Early audiences had to be loyal followers of this itinerant orchestra, which performed all over the city, frequently in churches. In the 1980s SASO rented the Temple of Music and Art for a concert. The City of Tucson condemned the building the morning of the dress rehearsal and the concert was canceled.
The visionary founders of SASO were Barbara and Bill Chinworth, Scott Bracher and Janet Lombard. Barbara has played with SASO through its entire history, originally in the horn section, now on bass.
SaddleBrooke is home to many of our loyal donors and the place where we’ve held our gala celebrations—first a black-tie dinner with music from "Phantom of the Opera" and later our annual StarStruck Gala evenings from 2008 through 2013.
Our most famous alumnus is Rico Saccani, associate conductor of SASO our inaugural year and piano soloist for the second concert. He later conducted opera companies and orchestras around the world and was music director of the Budapest Philharmonic Orchestra from 1985 to 2005.
One spring SASO proved it has animal attraction.
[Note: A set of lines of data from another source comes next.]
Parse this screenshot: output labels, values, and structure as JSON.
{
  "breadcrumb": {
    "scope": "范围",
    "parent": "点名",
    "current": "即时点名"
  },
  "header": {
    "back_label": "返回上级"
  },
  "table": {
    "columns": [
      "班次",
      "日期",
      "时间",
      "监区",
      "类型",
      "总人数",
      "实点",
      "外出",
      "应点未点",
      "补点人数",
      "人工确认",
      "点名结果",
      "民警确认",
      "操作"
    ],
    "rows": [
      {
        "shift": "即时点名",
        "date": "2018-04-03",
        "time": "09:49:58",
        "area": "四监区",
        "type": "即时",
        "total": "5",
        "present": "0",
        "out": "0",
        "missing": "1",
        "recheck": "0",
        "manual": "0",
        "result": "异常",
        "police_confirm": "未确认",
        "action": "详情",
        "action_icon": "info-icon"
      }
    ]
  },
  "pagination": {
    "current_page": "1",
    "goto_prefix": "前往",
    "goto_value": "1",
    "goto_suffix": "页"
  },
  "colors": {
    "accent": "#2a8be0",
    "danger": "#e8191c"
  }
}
When it played at the Reid Park Zoo, some of the critters sang along with the music
Composer, pianist and conductor Warren Cohen served as music director for eight seasons, routinely commuting from his home in Phoenix, but one year all the way from Hawaii. His wife, coloratura Carolyn Whitacre, was a favorite soloist.
Brazilian-born Linus Lerner, in his first year as music director, challenged the orchestra to learn his native Latin rhythms by playing Villa-Lobos. This proved surprisingly hard to do. We finally got it, but not until the week of the concert.
Turkish maestro Orhan Salliel, after guest-conducting SASO in the fall of 2012, wrote to us, "The time in Tucson I shared with you in SASO for me was so special. I felt the real love of music from the bottom of everyone's hearts. It was something I do not feel often—never, ever in the professional world anymore. Please keep it, save it, try to build everything from this power of love for music."
The first concert was Oct. 28, 1979, conducted by former University of Arizona music professor Henry Johnson, featuring Jonathan Kramer in a Boccherini cello concerto.
The largest event SASO has produced was Berlioz Te Deum, presented at the Tucson Community Center Music Hall with the Tucson Civic Orchestra, Tucson Masterworks Chorale, Tucson Arizona Boys Chorus and Pima College Singers.
The most colorful performance was a Halloween concert in Nogales—a ghoulish event where the conductor was a clown and all the musicians were in costume.
In December 1995 SASO was the first to present a concert at SaddleBrooke. This was the brainstorm of concertmaster Sam Kreiling. The concert sold out, as did a four-concert series the following year. SASO has performed there ever since.